When it comes to immunity, the best offense is a good Defense . Here’s what to take to stay in fighting shape any time of year!
Staying healthy takes a multi-pronged approach. It starts with regular exercise, a nutritious diet, adequate sleep, and stress management. Those are the essentials, no matter how “in shape” you may be! Supplements can also help ensure your immune system is running as close as possible to 100 percent when the day comes that you need to be resilient against the world at large.
What many immune formulas have in common is their antioxidant properties. Antioxidants are substances that support your immune system by neutralizing free radicals to help protect cells from damage. Sound complicated? It is. But here’s the good news: The most science-backed supplements for your immune system are actually pretty basic. You might already be taking some of them, in fact.
Here are four supplements you should prioritise for your immune health. But remember: Like exercise or anything else that you want to help change your life, you need to take them regularly—even daily—to expect results.
1. Vitamin C
Vitamin C is one of the most well-known and most popular vitamins, and for good reason. This simple, affordable supplement delivers a big antioxidant hit to protect cells from free radical damage, helping to support a healthy immune system.*
Vitamin C is also special because it helps your body produce and absorb a wide variety of other important substances like collagen, L-carnitine, vitamin E, and neurotransmitters.
How to Take It: One benefit of vitamin C is that it helps you absorb iron from veggies, so definitely take it with meals.* The recommended daily allowance is 65-90 milligrams (mg) per day, which is low enough to get from vitamin C-rich foods. Many people take far higher amounts when prioritizing immunity, like 500-1000 mg or higher. Even up to 2,000 mg per day is considered safe.
Vitamin C isn’t just for cold and flu season! Make it part of your daily routine and support your immune health year-round.
Zinc is an increasingly popular mineral supplement to take to support immune health and plenty more. It plays important roles in your skeletal, neurological, endocrine, and reproductive health, but also helps with protein and carbohydrate metabolism, among many other jobs.*
It’s also a key component of the popular supplement ZMA, a blend of zinc, magnesium, and vitamin B6, that many lifters take to support sleep, workout recovery, and testosterone production. If you do take ZMA, there’s no need to double up with an additional zinc supplement.
How to Take It: If you’re taking your zinc as ZMA, Jim Stoppani, Ph.D., recommends taking it 1 hour before bed, following your product’s dosage instructions.
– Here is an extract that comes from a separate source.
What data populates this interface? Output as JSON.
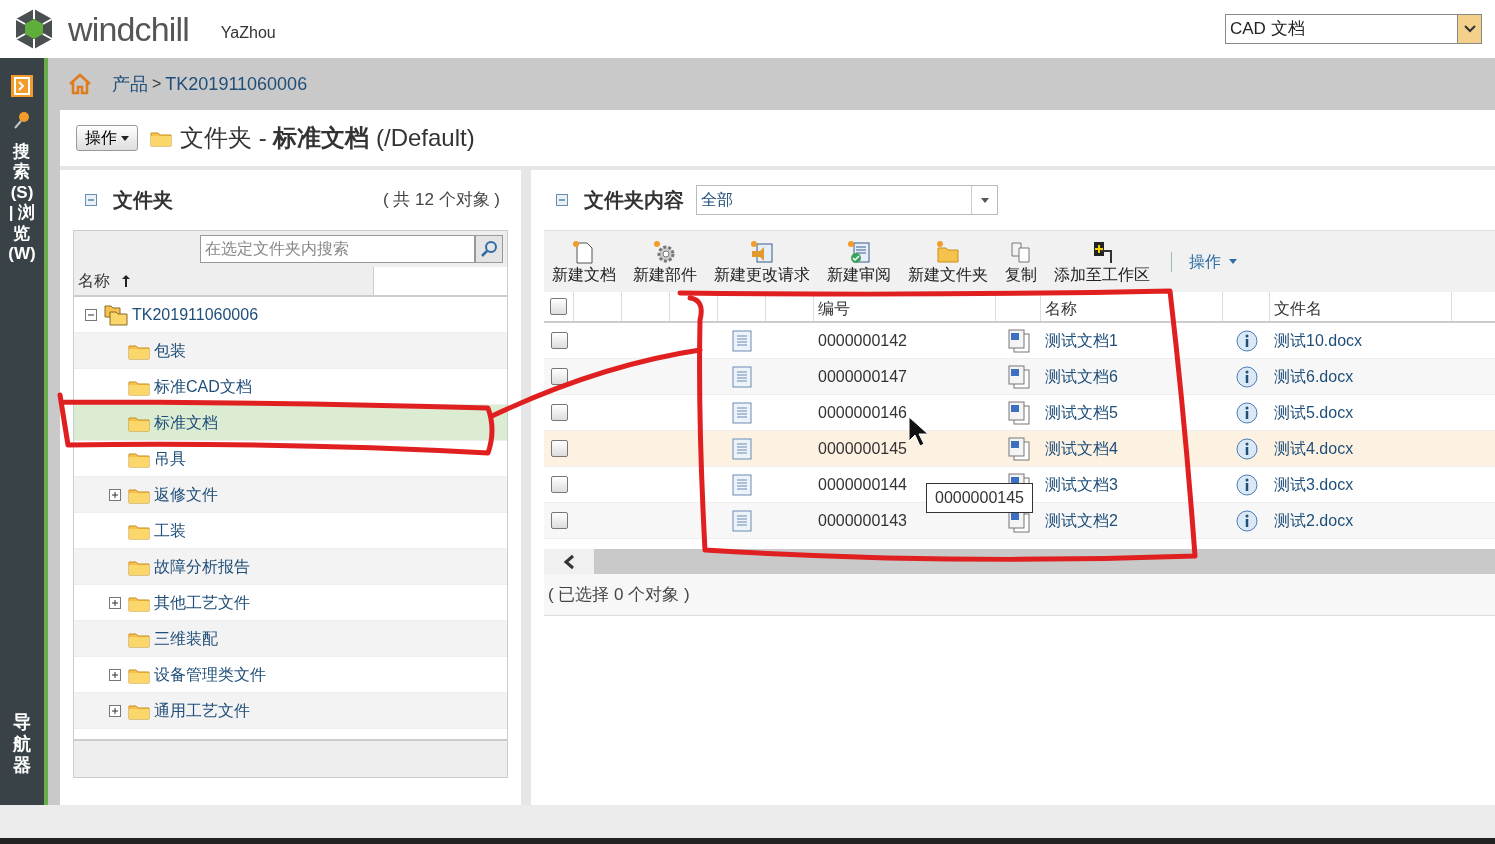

If you’re taking zinc on its own, take it whenever you take your other vitamins or minerals, preferably with food, at a dose of between 15 and 30 mg.
3. Greens Supplements
Even if you consider yourself someone who eats healthy, it can be tough to get all the veggies and fruits you need. Consider a well-formulated greens powder your vegetable insurance. It gives you more kinds of superfoods than you’d ever eat on your own! And while early versions of this supplement tasted a little like grass, many of the most popular greens supplements today are tasty enough to be taken on their own.
As nutritionist Mike Roussel, Ph.D., explains in the article, “Everything You Need to Know About Greens Supplements,” this isn’t a replacement for actually eating vegetables. You still need the fiber you get from veggies in their natural state. The supplement’s main job is to provide extra nutrients. Plus, in many greens supplements, you get all kinds of stuff that’s super good for you but not normally in your grocery cart—like sprouts, wheat grass, or spirulina.
How to Take It: A greens supplement can be taken anytime of day. Just follow the dosage directions on the container, as they will differ between products. Many people like to add a scoop of greens to their protein shake to give it an extra boost.
4. Vitamin D
Fun fact: Vitamin D is not technically a vitamin, but that doesn’t make it any less important. It’s actually classified by experts to be a hormone rather than a vitamin.
You probably know that vitamin D is typically synthesized through the skin in a reaction to sun exposure. But you most likely don’t know all the ways your body can use, since researchers are still discovering new ones. Once created, vitamin D is used by the body not only to support immune health, but also mineral absorption, mood, and insulin sensitivity, among many other processes.*
Considering that a surprisingly large percent of the population of the United States is estimated to be deficient in this nutrient, getting all of your vitamin D from the sun may not be feasible—that’s where a vitamin D supplement can help.*
How to Take It: Vitamin D can be taken whenever you take your other vitamins, ideally with food. The recommended daily allowance for vitamin D is 400-800 IU per day, but many adults could likely benefit from more. Up to 5,000 IU is considered a safe long-term daily dose for adults.
Vitamin D is in the headlines now more than ever. It pays to stock up rather than trust it’ll be on the shelves when you run out.